A: This question seems to come up over and over again, and frankly, it’s quite understandable why people keep asking. The answer is: it doesn’t. I know it seems like it does, but for the most part, it’s not taking significantly longer today than it did 20 years ago.
One reason it feels like it takes so long is that we live in an age of instant access to information that was just not available 20 or 30 years ago. We also do a significantly better job now of pushing out information on projects as early as possible. Twenty years ago, most people did not hear about a project for a new cutter until several years into the process. The first time most people in the Coast Guard heard about something new was when they read a story about it in Coast Guard Magazine (Commandant’s Bulletin for us old folk). By the time those articles were written, we were five, six or more years into the project. Today we are bringing everybody into the loop on virtually Day One of a project, if not before.
The first 270-foot Medium Endurance Cutter, for example, was commissioned in 1983―U.S. Coast Guard Cutter Bear. The keel for Bear was laid in 1979, and I believe, the project received funding in 1973. Keep in mind that before we receive funding, we have to know what to ask for. So in reality, the Coast Guard was working on the 270s several years before 1973. That’s more than 10 years from the start of the project to the first operational cutter.
Fast forward to the National Security Cutter (NSC). Our first cutter was commissioned in 2008 (launched in 2006), and the initial contract was awarded in 1998. Again, as with the 270 project, work started several years earlier. Today, we have three commissioned NSCs with two more under construction or contract and plans to place the sixth cutter under contract this year. As you can see, there is not a significant difference in the program timelines.

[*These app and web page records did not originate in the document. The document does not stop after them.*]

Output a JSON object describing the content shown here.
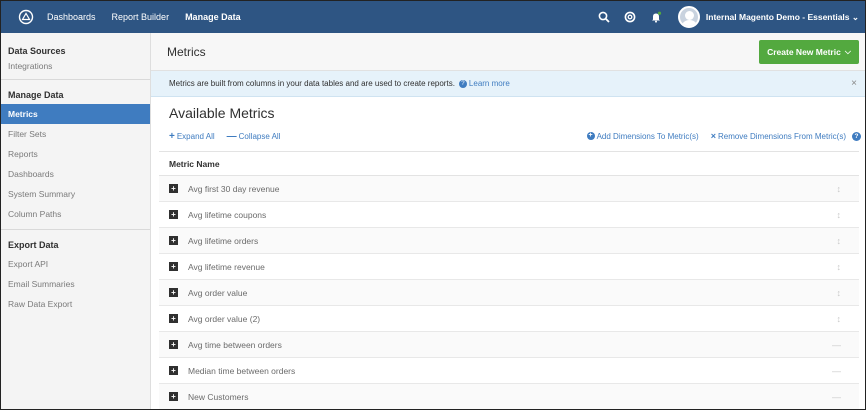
{
  "topbar": {
    "nav": [
      {
        "label": "Dashboards",
        "active": false
      },
      {
        "label": "Report Builder",
        "active": false
      },
      {
        "label": "Manage Data",
        "active": true
      }
    ],
    "user_name": "Internal Magento Demo - Essentials ⌄",
    "icons": [
      "search-icon",
      "settings-icon",
      "notifications-icon"
    ]
  },
  "sidebar": {
    "groups": [
      {
        "heading": "Data Sources",
        "items": [
          {
            "label": "Integrations",
            "active": false
          }
        ]
      },
      {
        "heading": "Manage Data",
        "items": [
          {
            "label": "Metrics",
            "active": true
          },
          {
            "label": "Filter Sets",
            "active": false
          },
          {
            "label": "Reports",
            "active": false
          },
          {
            "label": "Dashboards",
            "active": false
          },
          {
            "label": "System Summary",
            "active": false
          },
          {
            "label": "Column Paths",
            "active": false
          }
        ]
      },
      {
        "heading": "Export Data",
        "items": [
          {
            "label": "Export API",
            "active": false
          },
          {
            "label": "Email Summaries",
            "active": false
          },
          {
            "label": "Raw Data Export",
            "active": false
          }
        ]
      }
    ]
  },
  "main": {
    "page_title": "Metrics",
    "create_button": "Create New Metric",
    "info_text": "Metrics are built from columns in your data tables and are used to create reports.",
    "learn_more": "Learn more",
    "section_title": "Available Metrics",
    "expand_all": "Expand All",
    "collapse_all": "Collapse All",
    "add_dimensions": "Add Dimensions To Metric(s)",
    "remove_dimensions": "Remove Dimensions From Metric(s)",
    "column_header": "Metric Name",
    "rows": [
      "Avg first 30 day revenue",
      "Avg lifetime coupons",
      "Avg lifetime orders",
      "Avg lifetime revenue",
      "Avg order value",
      "Avg order value (2)",
      "Avg time between orders",
      "Median time between orders",
      "New Customers"
    ]
  },
  "colors": {
    "topbar": "#2e5583",
    "accent": "#3f7cc0",
    "create_button": "#53a93f",
    "info_bg": "#e6f2fa"
  }
}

One more thing to remember is that the vessels we are building today are technical wonders compared to anything we have built in the past. They are larger, more sophisticated, and have capabilities that cutter crews from 20 years ago could not have imagined. Everyone involved in the acquisition of these new vessels is dedicated to getting them into operation as quickly as possible, but we need to get it right. That does take time.
To submit a question, please e-mail Master Chief Petty Officer Brett F. Ayer directly at Brett.F.Ayer@uscg.mil.